St. Louis Cardinals designated hitter Albert Pujols has said 2022 will be his final MLB season. File Photo by Bill Greenblatt/UPI | License Photo
MIAMI, April 22 (UPI) -- St. Louis Cardinals players not only benefit from Albert Pujols' physical presence in the batting order, but they also rely on lessons the veteran slugger offers behind the scenes during his final MLB season.
"That's why I'm here," Pujols told UPI before the Cardinals faced the Miami Marlins on Thursday in Miami. "This is the future of the organization."
At 42, Pujols is the oldest player in the game. He also is one of the most revered by peers.
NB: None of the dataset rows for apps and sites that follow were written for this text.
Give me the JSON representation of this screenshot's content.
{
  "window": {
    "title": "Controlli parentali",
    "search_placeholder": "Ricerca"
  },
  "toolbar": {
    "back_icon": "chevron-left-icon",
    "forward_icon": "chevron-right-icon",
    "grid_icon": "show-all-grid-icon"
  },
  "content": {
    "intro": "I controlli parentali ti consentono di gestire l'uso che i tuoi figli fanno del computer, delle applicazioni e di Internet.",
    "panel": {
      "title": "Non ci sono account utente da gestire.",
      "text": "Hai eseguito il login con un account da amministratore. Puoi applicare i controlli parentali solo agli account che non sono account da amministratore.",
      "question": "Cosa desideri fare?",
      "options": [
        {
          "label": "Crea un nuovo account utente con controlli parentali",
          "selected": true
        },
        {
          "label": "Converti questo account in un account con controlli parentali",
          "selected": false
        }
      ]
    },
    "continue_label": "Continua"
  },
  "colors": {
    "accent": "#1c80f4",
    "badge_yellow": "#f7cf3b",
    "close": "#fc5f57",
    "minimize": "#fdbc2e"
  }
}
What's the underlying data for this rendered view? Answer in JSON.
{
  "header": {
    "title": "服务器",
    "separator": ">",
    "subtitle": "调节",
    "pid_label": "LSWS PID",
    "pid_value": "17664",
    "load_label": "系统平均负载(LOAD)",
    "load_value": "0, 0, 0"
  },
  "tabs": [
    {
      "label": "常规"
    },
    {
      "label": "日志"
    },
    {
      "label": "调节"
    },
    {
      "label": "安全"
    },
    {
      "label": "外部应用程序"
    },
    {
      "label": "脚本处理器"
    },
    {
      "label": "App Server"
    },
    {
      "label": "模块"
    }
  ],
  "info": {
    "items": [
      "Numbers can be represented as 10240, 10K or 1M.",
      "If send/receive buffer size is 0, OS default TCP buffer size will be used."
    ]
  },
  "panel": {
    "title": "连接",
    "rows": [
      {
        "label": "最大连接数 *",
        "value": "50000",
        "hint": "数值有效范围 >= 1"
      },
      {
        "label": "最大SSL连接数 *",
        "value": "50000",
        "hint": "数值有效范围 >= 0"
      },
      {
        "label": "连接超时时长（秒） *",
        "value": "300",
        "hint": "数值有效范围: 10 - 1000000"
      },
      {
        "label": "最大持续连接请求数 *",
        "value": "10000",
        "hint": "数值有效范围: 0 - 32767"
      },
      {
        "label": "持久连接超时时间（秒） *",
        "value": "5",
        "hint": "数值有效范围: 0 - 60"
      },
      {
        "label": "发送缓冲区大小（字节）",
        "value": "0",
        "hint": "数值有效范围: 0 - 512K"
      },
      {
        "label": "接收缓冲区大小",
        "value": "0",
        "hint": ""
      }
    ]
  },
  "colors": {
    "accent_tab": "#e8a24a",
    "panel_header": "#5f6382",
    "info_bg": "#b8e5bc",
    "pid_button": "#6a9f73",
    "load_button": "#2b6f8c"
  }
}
But the future Hall of Famer made it known when he returned to his original franchise through an off-season signing that he welcomes anyone who requests advice. He said that willingness to teach comes with the "responsibility of being a leader."
The man nicknamed "The Machine" magnetized onlookers from his clubhouse during his batting practice. Teammates frequently pulled Pujols aside, asking for tips and strategies.
"We engage him and ask him questions," shortstop Paul DeJong said. "He also speaks in hitters' meetings and says what he's thinking. He is very much an open book. We are really relying on him."
DeJong said one tip he learned from Pujols was how to hit to certain parts of the outfield against left-handed pitchers.
"Mentally, the way he scouts other pitchers and develops his plan is what has made him so good for so long," DeJong said. "Obviously, he is physically gifted, but his mental approach is where I'm trying to get."
Pujols spent his first 11 seasons with the Cardinals. He hit at least 32 home runs, drove in a minimum of 99 RBIs and hit at least .299 in each of those seasons, morphing into one of the all-time great pure hitters.
He went on to play parts of 10 seasons for the Los Angeles Angels and spent the second half of last year's season with the Los Angeles Dodgers.
He earned three MVPs, 10 All-Star selections, two World Series titles, a batting title and more accolades along the way. He also received guidance from veteran players throughout his journey, an inheritance of knowledge he passes on.
"We talk a lot of baseball and i just try to learn from him," Cardinals first baseman Paul Goldschmidt said. "He has done everything, seen everything, played for a lot of different teams, won multiple championships. For me, it's about any wisdom I can gain."
Star pitcher Adam Wainwright, who spent his first seven seasons as Pujols' teammate, said it took only one day for Pujols' presence make an impact this spring when he reported to the team.
He noticed outfielder Corey Dickerson was ready to leave the clubhouse and was changing into his street clothes. When Pujols went into the batting cage, Dickerson quickly put his baseball equipment back on and joined him for practice swings.
"He has had the most impact I've maybe seen of any one player in this amount of time," Wainwright said. "His ability to prepare, how to read pitchers, how to know what to expect. ... He is incredible at that.
"He spends so much time learning and studying hitters. ... When you listen to him talk about hitting, he is really kind of a genius."
Pujols hit .236 with 17 home runs in 109 games last season. He hit two home runs through his first five games in 2022. His final season is expected to include many celebrations, as he passes all-time greats in several categories. But the fanfare isn't why the Cardinals brought the slugger home.
"We signed him because we thought he could help us win a championship, not just to get a story out of it," Cardinals manager Oliver Marmol said. "He is doing exactly that.
"What he brings to the clubhouse ... when you have that veteran group combining with Albert, that is helpful. ... The value there is hard to match."
Pujols ranks No. 11 all-time in games played, and is just 105 behind Rickey Henderson for No. 4 in MLB history. He also could pass Stan Musial, Cal Ripken Jr. and Derek Jeter in at-bats and plate appearances.
Pujols' 681 career home runs are 15 shy of Alex Rodriguez's total for No. 4 all-time. His 6,056 total bases are 24 behind Willie Mays for No. 3 all-time. He can climb into the Top 10 for most hits in MLB history with 11 more this season.
A bulk of those totals came during his first tenure at St. Louis. Catcher Yadier Molina was his teammate for eight of those seasons.
He said Pujols' return to the city was like bringing the "family back" together, and that his close friend will ultimately be remembered as a "winner."
The Cardinals averaged 90 wins and won three National League pennants and two World Series titles over Pujols' initial 11-year run with the franchise.
"It always has been about winning," Pujols said. "I'm still active in the game, so It's hard for me to think about any numbers.
"I think for me it's about winning, helping my teammates as much as I can and hopefully winning a championship."